**GIVEN RECORDS**
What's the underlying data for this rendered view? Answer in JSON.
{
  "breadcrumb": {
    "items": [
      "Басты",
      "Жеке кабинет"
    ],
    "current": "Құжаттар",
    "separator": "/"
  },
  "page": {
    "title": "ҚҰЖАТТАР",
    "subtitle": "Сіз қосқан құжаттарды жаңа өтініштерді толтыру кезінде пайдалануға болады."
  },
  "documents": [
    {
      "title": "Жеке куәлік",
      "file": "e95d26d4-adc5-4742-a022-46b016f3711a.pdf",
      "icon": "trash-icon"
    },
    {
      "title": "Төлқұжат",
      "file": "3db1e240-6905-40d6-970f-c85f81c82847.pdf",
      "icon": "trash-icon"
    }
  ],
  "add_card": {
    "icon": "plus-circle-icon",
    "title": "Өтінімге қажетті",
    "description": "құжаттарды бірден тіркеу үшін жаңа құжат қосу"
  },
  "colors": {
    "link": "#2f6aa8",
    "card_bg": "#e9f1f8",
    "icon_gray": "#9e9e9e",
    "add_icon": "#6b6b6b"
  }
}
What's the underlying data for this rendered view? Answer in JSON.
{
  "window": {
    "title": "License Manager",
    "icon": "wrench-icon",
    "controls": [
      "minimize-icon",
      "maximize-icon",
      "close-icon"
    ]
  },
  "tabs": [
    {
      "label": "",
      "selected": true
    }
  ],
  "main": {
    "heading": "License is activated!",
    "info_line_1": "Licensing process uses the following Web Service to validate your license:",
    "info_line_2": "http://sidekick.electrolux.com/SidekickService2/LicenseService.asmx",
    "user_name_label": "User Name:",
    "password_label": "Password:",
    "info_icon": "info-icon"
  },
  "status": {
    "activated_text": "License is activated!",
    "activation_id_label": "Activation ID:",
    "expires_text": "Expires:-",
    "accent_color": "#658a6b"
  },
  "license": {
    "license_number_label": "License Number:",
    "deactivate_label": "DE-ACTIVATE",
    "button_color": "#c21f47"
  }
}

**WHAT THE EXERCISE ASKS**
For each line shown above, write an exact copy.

**EXERCISE OUTPUT**
What's the underlying data for this rendered view? Answer in JSON.
{
  "breadcrumb": {
    "items": [
      "Басты",
      "Жеке кабинет"
    ],
    "current": "Құжаттар",
    "separator": "/"
  },
  "page": {
    "title": "ҚҰЖАТТАР",
    "subtitle": "Сіз қосқан құжаттарды жаңа өтініштерді толтыру кезінде пайдалануға болады."
  },
  "documents": [
    {
      "title": "Жеке куәлік",
      "file": "e95d26d4-adc5-4742-a022-46b016f3711a.pdf",
      "icon": "trash-icon"
    },
    {
      "title": "Төлқұжат",
      "file": "3db1e240-6905-40d6-970f-c85f81c82847.pdf",
      "icon": "trash-icon"
    }
  ],
  "add_card": {
    "icon": "plus-circle-icon",
    "title": "Өтінімге қажетті",
    "description": "құжаттарды бірден тіркеу үшін жаңа құжат қосу"
  },
  "colors": {
    "link": "#2f6aa8",
    "card_bg": "#e9f1f8",
    "icon_gray": "#9e9e9e",
    "add_icon": "#6b6b6b"
  }
}
What's the underlying data for this rendered view? Answer in JSON.
{
  "window": {
    "title": "License Manager",
    "icon": "wrench-icon",
    "controls": [
      "minimize-icon",
      "maximize-icon",
      "close-icon"
    ]
  },
  "tabs": [
    {
      "label": "",
      "selected": true
    }
  ],
  "main": {
    "heading": "License is activated!",
    "info_line_1": "Licensing process uses the following Web Service to validate your license:",
    "info_line_2": "http://sidekick.electrolux.com/SidekickService2/LicenseService.asmx",
    "user_name_label": "User Name:",
    "password_label": "Password:",
    "info_icon": "info-icon"
  },
  "status": {
    "activated_text": "License is activated!",
    "activation_id_label": "Activation ID:",
    "expires_text": "Expires:-",
    "accent_color": "#658a6b"
  },
  "license": {
    "license_number_label": "License Number:",
    "deactivate_label": "DE-ACTIVATE",
    "button_color": "#c21f47"
  }
}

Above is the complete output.